**TASK STATEMENT:**
All of the entries must be output exactly as they are.

Stored items
*** Begin section ***
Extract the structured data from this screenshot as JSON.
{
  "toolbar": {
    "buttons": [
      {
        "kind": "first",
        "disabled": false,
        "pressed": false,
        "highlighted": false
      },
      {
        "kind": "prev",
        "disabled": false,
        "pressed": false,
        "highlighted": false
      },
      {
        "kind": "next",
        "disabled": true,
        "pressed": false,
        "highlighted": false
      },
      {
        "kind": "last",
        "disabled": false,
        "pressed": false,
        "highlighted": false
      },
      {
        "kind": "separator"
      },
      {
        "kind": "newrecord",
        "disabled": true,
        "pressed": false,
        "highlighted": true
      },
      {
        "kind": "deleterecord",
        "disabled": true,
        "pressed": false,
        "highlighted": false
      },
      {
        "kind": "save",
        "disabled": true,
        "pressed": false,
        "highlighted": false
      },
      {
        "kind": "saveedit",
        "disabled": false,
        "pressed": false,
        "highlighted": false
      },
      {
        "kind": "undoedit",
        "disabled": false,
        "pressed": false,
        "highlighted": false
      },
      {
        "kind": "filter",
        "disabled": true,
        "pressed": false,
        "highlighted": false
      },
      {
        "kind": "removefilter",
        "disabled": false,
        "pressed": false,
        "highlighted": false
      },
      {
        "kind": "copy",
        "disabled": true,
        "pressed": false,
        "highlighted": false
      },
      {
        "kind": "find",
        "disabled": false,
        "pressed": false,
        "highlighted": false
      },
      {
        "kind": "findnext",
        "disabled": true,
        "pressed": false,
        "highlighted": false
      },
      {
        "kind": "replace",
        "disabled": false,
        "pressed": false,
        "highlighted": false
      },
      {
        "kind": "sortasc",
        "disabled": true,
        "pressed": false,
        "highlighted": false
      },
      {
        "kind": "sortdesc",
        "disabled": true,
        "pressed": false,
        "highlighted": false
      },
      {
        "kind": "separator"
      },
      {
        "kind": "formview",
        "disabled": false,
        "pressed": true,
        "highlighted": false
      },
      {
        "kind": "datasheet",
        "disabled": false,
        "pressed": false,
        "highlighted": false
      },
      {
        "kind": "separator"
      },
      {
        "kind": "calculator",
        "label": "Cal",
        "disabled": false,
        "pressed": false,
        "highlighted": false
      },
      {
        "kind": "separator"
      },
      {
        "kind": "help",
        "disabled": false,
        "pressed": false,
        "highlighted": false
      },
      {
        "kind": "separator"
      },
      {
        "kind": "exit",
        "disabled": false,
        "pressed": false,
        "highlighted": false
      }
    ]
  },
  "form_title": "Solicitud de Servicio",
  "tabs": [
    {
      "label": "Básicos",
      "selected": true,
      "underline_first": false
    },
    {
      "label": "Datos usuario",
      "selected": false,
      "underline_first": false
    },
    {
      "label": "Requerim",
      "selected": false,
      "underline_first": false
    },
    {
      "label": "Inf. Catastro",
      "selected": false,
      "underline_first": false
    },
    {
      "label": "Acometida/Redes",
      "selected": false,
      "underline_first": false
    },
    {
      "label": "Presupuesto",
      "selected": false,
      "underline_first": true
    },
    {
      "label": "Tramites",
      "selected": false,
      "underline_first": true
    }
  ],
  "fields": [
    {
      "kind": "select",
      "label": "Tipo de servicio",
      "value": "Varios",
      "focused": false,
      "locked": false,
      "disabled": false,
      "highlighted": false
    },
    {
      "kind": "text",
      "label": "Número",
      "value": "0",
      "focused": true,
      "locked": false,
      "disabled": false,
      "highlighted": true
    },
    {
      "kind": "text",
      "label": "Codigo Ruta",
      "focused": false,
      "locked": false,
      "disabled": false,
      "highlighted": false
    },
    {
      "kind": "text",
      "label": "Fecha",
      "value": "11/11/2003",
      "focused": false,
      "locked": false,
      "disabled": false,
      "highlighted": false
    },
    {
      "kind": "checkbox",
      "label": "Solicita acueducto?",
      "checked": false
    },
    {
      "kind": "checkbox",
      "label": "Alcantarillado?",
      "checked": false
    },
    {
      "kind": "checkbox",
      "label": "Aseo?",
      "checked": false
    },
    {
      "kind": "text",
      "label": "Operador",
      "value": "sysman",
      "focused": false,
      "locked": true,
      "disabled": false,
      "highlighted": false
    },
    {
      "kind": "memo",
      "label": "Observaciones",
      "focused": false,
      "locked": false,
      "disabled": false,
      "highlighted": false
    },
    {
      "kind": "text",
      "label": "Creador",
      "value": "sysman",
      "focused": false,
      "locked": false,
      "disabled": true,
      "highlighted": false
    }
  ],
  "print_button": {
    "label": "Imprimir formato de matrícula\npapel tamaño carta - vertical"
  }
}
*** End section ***
**RESPONSE FOR THIS EXERCISE:**
Extract the structured data from this screenshot as JSON.
{
  "toolbar": {
    "buttons": [
      {
        "kind": "first",
        "disabled": false,
        "pressed": false,
        "highlighted": false
      },
      {
        "kind": "prev",
        "disabled": false,
        "pressed": false,
        "highlighted": false
      },
      {
        "kind": "next",
        "disabled": true,
        "pressed": false,
        "highlighted": false
      },
      {
        "kind": "last",
        "disabled": false,
        "pressed": false,
        "highlighted": false
      },
      {
        "kind": "separator"
      },
      {
        "kind": "newrecord",
        "disabled": true,
        "pressed": false,
        "highlighted": true
      },
      {
        "kind": "deleterecord",
        "disabled": true,
        "pressed": false,
        "highlighted": false
      },
      {
        "kind": "save",
        "disabled": true,
        "pressed": false,
        "highlighted": false
      },
      {
        "kind": "saveedit",
        "disabled": false,
        "pressed": false,
        "highlighted": false
      },
      {
        "kind": "undoedit",
        "disabled": false,
        "pressed": false,
        "highlighted": false
      },
      {
        "kind": "filter",
        "disabled": true,
        "pressed": false,
        "highlighted": false
      },
      {
        "kind": "removefilter",
        "disabled": false,
        "pressed": false,
        "highlighted": false
      },
      {
        "kind": "copy",
        "disabled": true,
        "pressed": false,
        "highlighted": false
      },
      {
        "kind": "find",
        "disabled": false,
        "pressed": false,
        "highlighted": false
      },
      {
        "kind": "findnext",
        "disabled": true,
        "pressed": false,
        "highlighted": false
      },
      {
        "kind": "replace",
        "disabled": false,
        "pressed": false,
        "highlighted": false
      },
      {
        "kind": "sortasc",
        "disabled": true,
        "pressed": false,
        "highlighted": false
      },
      {
        "kind": "sortdesc",
        "disabled": true,
        "pressed": false,
        "highlighted": false
      },
      {
        "kind": "separator"
      },
      {
        "kind": "formview",
        "disabled": false,
        "pressed": true,
        "highlighted": false
      },
      {
        "kind": "datasheet",
        "disabled": false,
        "pressed": false,
        "highlighted": false
      },
      {
        "kind": "separator"
      },
      {
        "kind": "calculator",
        "label": "Cal",
        "disabled": false,
        "pressed": false,
        "highlighted": false
      },
      {
        "kind": "separator"
      },
      {
        "kind": "help",
        "disabled": false,
        "pressed": false,
        "highlighted": false
      },
      {
        "kind": "separator"
      },
      {
        "kind": "exit",
        "disabled": false,
        "pressed": false,
        "highlighted": false
      }
    ]
  },
  "form_title": "Solicitud de Servicio",
  "tabs": [
    {
      "label": "Básicos",
      "selected": true,
      "underline_first": false
    },
    {
      "label": "Datos usuario",
      "selected": false,
      "underline_first": false
    },
    {
      "label": "Requerim",
      "selected": false,
      "underline_first": false
    },
    {
      "label": "Inf. Catastro",
      "selected": false,
      "underline_first": false
    },
    {
      "label": "Acometida/Redes",
      "selected": false,
      "underline_first": false
    },
    {
      "label": "Presupuesto",
      "selected": false,
      "underline_first": true
    },
    {
      "label": "Tramites",
      "selected": false,
      "underline_first": true
    }
  ],
  "fields": [
    {
      "kind": "select",
      "label": "Tipo de servicio",
      "value": "Varios",
      "focused": false,
      "locked": false,
      "disabled": false,
      "highlighted": false
    },
    {
      "kind": "text",
      "label": "Número",
      "value": "0",
      "focused": true,
      "locked": false,
      "disabled": false,
      "highlighted": true
    },
    {
      "kind": "text",
      "label": "Codigo Ruta",
      "focused": false,
      "locked": false,
      "disabled": false,
      "highlighted": false
    },
    {
      "kind": "text",
      "label": "Fecha",
      "value": "11/11/2003",
      "focused": false,
      "locked": false,
      "disabled": false,
      "highlighted": false
    },
    {
      "kind": "checkbox",
      "label": "Solicita acueducto?",
      "checked": false
    },
    {
      "kind": "checkbox",
      "label": "Alcantarillado?",
      "checked": false
    },
    {
      "kind": "checkbox",
      "label": "Aseo?",
      "checked": false
    },
    {
      "kind": "text",
      "label": "Operador",
      "value": "sysman",
      "focused": false,
      "locked": true,
      "disabled": false,
      "highlighted": false
    },
    {
      "kind": "memo",
      "label": "Observaciones",
      "focused": false,
      "locked": false,
      "disabled": false,
      "highlighted": false
    },
    {
      "kind": "text",
      "label": "Creador",
      "value": "sysman",
      "focused": false,
      "locked": false,
      "disabled": true,
      "highlighted": false
    }
  ],
  "print_button": {
    "label": "Imprimir formato de matrícula\npapel tamaño carta - vertical"
  }
}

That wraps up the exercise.